Can I Get That To Go? Take-Home vs. In-Class Exams

Students and Professors Share Their Thoughts on Different Kinds of Final Exams


By now you can probably hear the whimpers of fellow classmates as the stress of finals sets in. Whether it be a final paper for an art history class or an exam for a two hour media ethics class, the stakes and tensions are high for this test week. When it comes down to it, there are two common testing methods that Fordham Lincoln Center (FCLC) professors use on students: A take-home project/exam or an in-class exam. So which testing method is preferred among the students and professors at FCLC?

Sara Azoulay/The Observer

Take-home exams are generally regarded as a paper that students can properly prep themselves for. There are no surprises and students can utilize their notes. There is a certain predictability to the whole ordeal. Class exams, on the other hand, are better suited to those students who work best under pressure.

Diana Popstefanov, FCLC ’12, said that she prefers in-class exams because they give relief to the student once they’re over.

“I do like in-class exams because I think you study and you get it over within two hours and you don’t have to worry about it all weekend. You just do it on the spot.”

Professor Lori Knight of communications and media studies believes that in-class exams are good because they present students’ proper voice. It is a way to ensure that students don’t cheat on their exams.

“There are students who are trying to scam the system and professors can compare the difference between their in-class final and the other work throughout the semester,” Knight said.

Kat Kaneb, FCLC ’12, thinks that take-home essays are beneficial for students, especially since you can use tools such as spell check.

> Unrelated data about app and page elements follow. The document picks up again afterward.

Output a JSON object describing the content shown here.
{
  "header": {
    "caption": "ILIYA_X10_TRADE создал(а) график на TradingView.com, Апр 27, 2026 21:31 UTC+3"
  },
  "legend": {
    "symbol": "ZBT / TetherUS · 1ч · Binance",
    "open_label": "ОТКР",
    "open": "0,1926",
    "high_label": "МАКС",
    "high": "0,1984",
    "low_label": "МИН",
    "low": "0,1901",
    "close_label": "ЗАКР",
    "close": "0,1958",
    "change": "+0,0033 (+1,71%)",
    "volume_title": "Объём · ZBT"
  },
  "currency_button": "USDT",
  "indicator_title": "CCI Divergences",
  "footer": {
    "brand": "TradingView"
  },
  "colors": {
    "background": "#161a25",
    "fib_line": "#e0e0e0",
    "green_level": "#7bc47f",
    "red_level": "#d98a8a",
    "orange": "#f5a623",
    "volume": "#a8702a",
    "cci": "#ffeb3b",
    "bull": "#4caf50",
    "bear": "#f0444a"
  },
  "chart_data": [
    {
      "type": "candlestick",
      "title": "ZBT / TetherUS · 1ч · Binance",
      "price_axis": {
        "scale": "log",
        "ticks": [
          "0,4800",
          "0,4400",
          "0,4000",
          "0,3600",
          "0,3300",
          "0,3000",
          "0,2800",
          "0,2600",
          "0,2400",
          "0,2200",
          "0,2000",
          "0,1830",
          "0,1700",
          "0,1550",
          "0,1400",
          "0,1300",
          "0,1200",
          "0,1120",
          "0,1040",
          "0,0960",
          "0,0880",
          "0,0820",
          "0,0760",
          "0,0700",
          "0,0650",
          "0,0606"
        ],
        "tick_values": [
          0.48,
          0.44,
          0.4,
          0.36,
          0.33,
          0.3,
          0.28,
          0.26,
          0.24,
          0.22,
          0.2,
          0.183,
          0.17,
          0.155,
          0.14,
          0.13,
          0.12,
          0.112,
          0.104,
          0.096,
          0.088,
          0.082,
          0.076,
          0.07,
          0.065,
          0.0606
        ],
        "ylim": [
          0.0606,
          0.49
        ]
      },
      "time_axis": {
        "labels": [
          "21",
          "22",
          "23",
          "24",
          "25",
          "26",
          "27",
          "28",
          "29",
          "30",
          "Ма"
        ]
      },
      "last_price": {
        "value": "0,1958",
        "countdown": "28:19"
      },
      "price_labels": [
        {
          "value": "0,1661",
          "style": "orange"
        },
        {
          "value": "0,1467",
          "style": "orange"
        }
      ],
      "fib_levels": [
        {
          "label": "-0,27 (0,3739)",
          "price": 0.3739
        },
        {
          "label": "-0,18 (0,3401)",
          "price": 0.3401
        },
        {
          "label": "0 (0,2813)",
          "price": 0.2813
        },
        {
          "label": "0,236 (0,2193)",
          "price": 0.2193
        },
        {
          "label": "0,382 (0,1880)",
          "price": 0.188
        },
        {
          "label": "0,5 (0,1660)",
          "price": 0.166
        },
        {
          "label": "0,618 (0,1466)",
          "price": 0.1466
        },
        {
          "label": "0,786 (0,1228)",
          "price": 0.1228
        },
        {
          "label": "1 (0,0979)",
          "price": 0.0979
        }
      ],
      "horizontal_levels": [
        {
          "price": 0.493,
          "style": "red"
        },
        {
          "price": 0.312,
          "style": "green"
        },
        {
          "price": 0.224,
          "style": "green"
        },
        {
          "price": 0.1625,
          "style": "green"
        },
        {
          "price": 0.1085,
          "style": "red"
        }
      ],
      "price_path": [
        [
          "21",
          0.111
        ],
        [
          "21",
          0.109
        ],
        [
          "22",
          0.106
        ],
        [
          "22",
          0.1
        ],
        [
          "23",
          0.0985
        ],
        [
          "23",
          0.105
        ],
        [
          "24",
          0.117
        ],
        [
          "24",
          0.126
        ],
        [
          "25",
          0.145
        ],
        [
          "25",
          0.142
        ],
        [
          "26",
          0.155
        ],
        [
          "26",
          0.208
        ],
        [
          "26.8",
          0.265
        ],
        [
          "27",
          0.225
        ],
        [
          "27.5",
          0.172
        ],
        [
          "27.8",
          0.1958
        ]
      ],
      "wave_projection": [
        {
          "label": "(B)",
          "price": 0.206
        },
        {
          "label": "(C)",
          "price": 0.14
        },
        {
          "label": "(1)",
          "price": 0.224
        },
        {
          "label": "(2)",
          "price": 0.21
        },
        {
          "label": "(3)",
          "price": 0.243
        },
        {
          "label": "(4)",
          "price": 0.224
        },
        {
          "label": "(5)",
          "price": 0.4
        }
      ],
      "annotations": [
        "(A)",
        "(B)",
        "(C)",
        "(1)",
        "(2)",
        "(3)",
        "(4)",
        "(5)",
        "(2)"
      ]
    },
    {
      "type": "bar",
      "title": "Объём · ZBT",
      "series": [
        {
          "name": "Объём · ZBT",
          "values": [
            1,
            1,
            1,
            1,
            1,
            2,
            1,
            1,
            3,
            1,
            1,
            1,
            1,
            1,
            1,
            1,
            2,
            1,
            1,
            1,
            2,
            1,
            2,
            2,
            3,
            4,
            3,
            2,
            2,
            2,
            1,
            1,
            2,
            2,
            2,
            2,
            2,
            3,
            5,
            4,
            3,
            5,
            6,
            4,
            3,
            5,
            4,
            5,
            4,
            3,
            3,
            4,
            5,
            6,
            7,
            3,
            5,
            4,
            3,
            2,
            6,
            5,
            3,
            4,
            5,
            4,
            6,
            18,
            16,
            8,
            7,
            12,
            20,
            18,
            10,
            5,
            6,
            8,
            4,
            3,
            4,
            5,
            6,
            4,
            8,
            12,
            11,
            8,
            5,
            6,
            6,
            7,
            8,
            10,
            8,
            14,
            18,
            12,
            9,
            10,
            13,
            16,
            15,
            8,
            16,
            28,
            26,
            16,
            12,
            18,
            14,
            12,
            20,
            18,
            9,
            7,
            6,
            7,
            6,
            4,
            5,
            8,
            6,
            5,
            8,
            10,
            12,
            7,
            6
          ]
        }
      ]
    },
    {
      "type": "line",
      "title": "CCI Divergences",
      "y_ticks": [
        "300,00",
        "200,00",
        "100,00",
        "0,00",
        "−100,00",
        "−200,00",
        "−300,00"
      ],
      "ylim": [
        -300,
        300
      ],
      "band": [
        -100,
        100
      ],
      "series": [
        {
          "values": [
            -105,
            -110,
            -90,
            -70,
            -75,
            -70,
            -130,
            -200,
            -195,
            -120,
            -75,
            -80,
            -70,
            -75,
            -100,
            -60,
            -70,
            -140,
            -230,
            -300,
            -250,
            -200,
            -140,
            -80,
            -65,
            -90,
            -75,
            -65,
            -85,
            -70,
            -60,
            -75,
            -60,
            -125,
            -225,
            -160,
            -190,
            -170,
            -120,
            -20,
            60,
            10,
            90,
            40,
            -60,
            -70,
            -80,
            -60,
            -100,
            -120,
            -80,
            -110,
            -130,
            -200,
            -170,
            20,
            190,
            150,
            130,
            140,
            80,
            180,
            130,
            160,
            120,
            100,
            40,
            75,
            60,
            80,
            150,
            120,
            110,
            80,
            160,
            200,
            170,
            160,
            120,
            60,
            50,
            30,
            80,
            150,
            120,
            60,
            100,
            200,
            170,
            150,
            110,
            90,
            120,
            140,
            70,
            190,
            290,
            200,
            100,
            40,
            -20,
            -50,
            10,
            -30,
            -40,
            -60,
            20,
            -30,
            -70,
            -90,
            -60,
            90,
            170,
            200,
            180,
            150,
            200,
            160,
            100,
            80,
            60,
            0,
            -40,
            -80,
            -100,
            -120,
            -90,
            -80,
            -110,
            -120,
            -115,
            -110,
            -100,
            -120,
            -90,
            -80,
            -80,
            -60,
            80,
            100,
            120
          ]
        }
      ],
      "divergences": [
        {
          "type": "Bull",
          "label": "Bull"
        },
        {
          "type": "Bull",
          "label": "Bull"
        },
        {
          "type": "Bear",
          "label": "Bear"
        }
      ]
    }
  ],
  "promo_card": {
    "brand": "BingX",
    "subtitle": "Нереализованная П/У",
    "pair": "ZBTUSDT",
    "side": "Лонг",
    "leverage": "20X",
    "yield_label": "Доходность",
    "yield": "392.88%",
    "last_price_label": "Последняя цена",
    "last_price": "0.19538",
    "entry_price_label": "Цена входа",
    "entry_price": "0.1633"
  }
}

“I really like doing take-home essays. I think it’s a great option to have. Otherwise, you’re just sitting there for two hours and you don’t have spell check and you don’t have anything else like that. It’s particularly helpful for my foreign language exams because spell check is better than searching through your French-English dictionary.”

Students can also research an argument properly for a take-home final. As well as liking in class exams, Knight also believes that take-home exams are useful under certain circumstances.  She feels that a student can develop an argument better on a take-home final.

“There are so many advantages to having students take their exams home and really think about what they want to write. It prevents [the student] from spending a lot of time writing about what they think they know. But for a take-home final, you have the opportunity to do the research to find out if your supposition on something is, in fact, truthful. You’re looking at a much more reasoned argument as opposed to something that is coming from the top of your head,” Knight said.

Professor Brian Orgen of theology believes that take-home finals are easier to grade. “In terms of grading, a take-home exam is printed out and it makes it much easier to read than just scribbled out script,” Orgen said.

Some say that professors enjoy seeing students suffer with finals, but perhaps some of them choose the type of exam for specific reasons. Vincent Pisano, FCLC ’13, thinks that the type of final suits each course individually.

“I prefer to take home my finals for intensive writing courses [in] English, but for classes that have more exams throughout the semester, like science, math or psychology, I prefer an actual test. “

Students and professors may be annoyed with the pressures that in-class exams cause such as illegible writing, wrong information and a set timing. A take-home exam seems to have more advantages, but for those few individuals who work well under pressure, an in-class exam is the best way to end the semester.